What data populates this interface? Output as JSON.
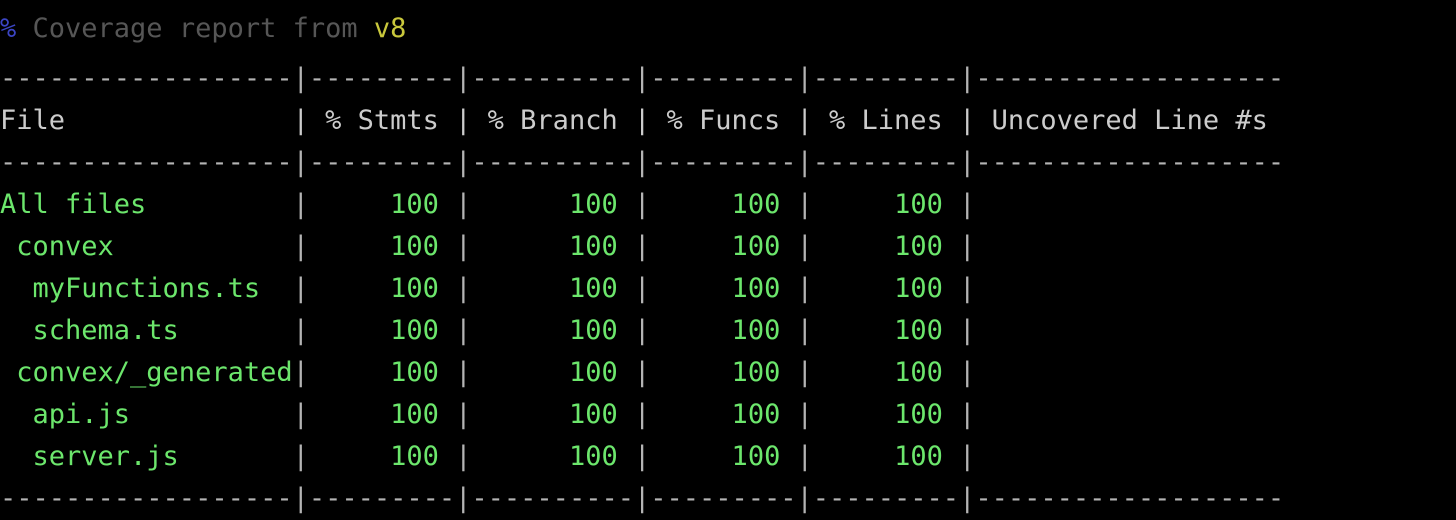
{
  "terminal": {
    "background": "#000000",
    "title": {
      "percent_symbol": "%",
      "text": " Coverage report from ",
      "tool": "v8",
      "percent_color": "#3b45c4",
      "text_color": "#565656",
      "tool_color": "#c9c83c"
    },
    "colors": {
      "separator": "#b4b4b4",
      "header_text": "#cccccc",
      "full_coverage": "#6ce66c",
      "pipe": "#b4b4b4"
    }
  },
  "table": {
    "separator_line": "------------------|---------|----------|---------|---------|-------------------",
    "columns": [
      {
        "label": "File",
        "align": "left",
        "width": 18
      },
      {
        "label": "% Stmts",
        "align": "right",
        "width": 9
      },
      {
        "label": "% Branch",
        "align": "right",
        "width": 10
      },
      {
        "label": "% Funcs",
        "align": "right",
        "width": 9
      },
      {
        "label": "% Lines",
        "align": "right",
        "width": 9
      },
      {
        "label": "Uncovered Line #s",
        "align": "left",
        "width": 19
      }
    ],
    "header_row": "File              | % Stmts | % Branch | % Funcs | % Lines | Uncovered Line #s",
    "rows": [
      {
        "file": "All files",
        "indent": 0,
        "stmts": "100",
        "branch": "100",
        "funcs": "100",
        "lines": "100",
        "uncovered": "",
        "row_text": "All files         |     100 |      100 |     100 |     100 |"
      },
      {
        "file": "convex",
        "indent": 1,
        "stmts": "100",
        "branch": "100",
        "funcs": "100",
        "lines": "100",
        "uncovered": "",
        "row_text": " convex           |     100 |      100 |     100 |     100 |"
      },
      {
        "file": "myFunctions.ts",
        "indent": 2,
        "stmts": "100",
        "branch": "100",
        "funcs": "100",
        "lines": "100",
        "uncovered": "",
        "row_text": "  myFunctions.ts  |     100 |      100 |     100 |     100 |"
      },
      {
        "file": "schema.ts",
        "indent": 2,
        "stmts": "100",
        "branch": "100",
        "funcs": "100",
        "lines": "100",
        "uncovered": "",
        "row_text": "  schema.ts       |     100 |      100 |     100 |     100 |"
      },
      {
        "file": "convex/_generated",
        "indent": 1,
        "stmts": "100",
        "branch": "100",
        "funcs": "100",
        "lines": "100",
        "uncovered": "",
        "row_text": " convex/_generated|     100 |      100 |     100 |     100 |"
      },
      {
        "file": "api.js",
        "indent": 2,
        "stmts": "100",
        "branch": "100",
        "funcs": "100",
        "lines": "100",
        "uncovered": "",
        "row_text": "  api.js          |     100 |      100 |     100 |     100 |"
      },
      {
        "file": "server.js",
        "indent": 2,
        "stmts": "100",
        "branch": "100",
        "funcs": "100",
        "lines": "100",
        "uncovered": "",
        "row_text": "  server.js       |     100 |      100 |     100 |     100 |"
      }
    ]
  }
}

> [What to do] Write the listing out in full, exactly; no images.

> [Answer for this exercise]
What data populates this interface? Output as JSON.
{
  "terminal": {
    "background": "#000000",
    "title": {
      "percent_symbol": "%",
      "text": " Coverage report from ",
      "tool": "v8",
      "percent_color": "#3b45c4",
      "text_color": "#565656",
      "tool_color": "#c9c83c"
    },
    "colors": {
      "separator": "#b4b4b4",
      "header_text": "#cccccc",
      "full_coverage": "#6ce66c",
      "pipe": "#b4b4b4"
    }
  },
  "table": {
    "separator_line": "------------------|---------|----------|---------|---------|-------------------",
    "columns": [
      {
        "label": "File",
        "align": "left",
        "width": 18
      },
      {
        "label": "% Stmts",
        "align": "right",
        "width": 9
      },
      {
        "label": "% Branch",
        "align": "right",
        "width": 10
      },
      {
        "label": "% Funcs",
        "align": "right",
        "width": 9
      },
      {
        "label": "% Lines",
        "align": "right",
        "width": 9
      },
      {
        "label": "Uncovered Line #s",
        "align": "left",
        "width": 19
      }
    ],
    "header_row": "File              | % Stmts | % Branch | % Funcs | % Lines | Uncovered Line #s",
    "rows": [
      {
        "file": "All files",
        "indent": 0,
        "stmts": "100",
        "branch": "100",
        "funcs": "100",
        "lines": "100",
        "uncovered": "",
        "row_text": "All files         |     100 |      100 |     100 |     100 |"
      },
      {
        "file": "convex",
        "indent": 1,
        "stmts": "100",
        "branch": "100",
        "funcs": "100",
        "lines": "100",
        "uncovered": "",
        "row_text": " convex           |     100 |      100 |     100 |     100 |"
      },
      {
        "file": "myFunctions.ts",
        "indent": 2,
        "stmts": "100",
        "branch": "100",
        "funcs": "100",
        "lines": "100",
        "uncovered": "",
        "row_text": "  myFunctions.ts  |     100 |      100 |     100 |     100 |"
      },
      {
        "file": "schema.ts",
        "indent": 2,
        "stmts": "100",
        "branch": "100",
        "funcs": "100",
        "lines": "100",
        "uncovered": "",
        "row_text": "  schema.ts       |     100 |      100 |     100 |     100 |"
      },
      {
        "file": "convex/_generated",
        "indent": 1,
        "stmts": "100",
        "branch": "100",
        "funcs": "100",
        "lines": "100",
        "uncovered": "",
        "row_text": " convex/_generated|     100 |      100 |     100 |     100 |"
      },
      {
        "file": "api.js",
        "indent": 2,
        "stmts": "100",
        "branch": "100",
        "funcs": "100",
        "lines": "100",
        "uncovered": "",
        "row_text": "  api.js          |     100 |      100 |     100 |     100 |"
      },
      {
        "file": "server.js",
        "indent": 2,
        "stmts": "100",
        "branch": "100",
        "funcs": "100",
        "lines": "100",
        "uncovered": "",
        "row_text": "  server.js       |     100 |      100 |     100 |     100 |"
      }
    ]
  }
}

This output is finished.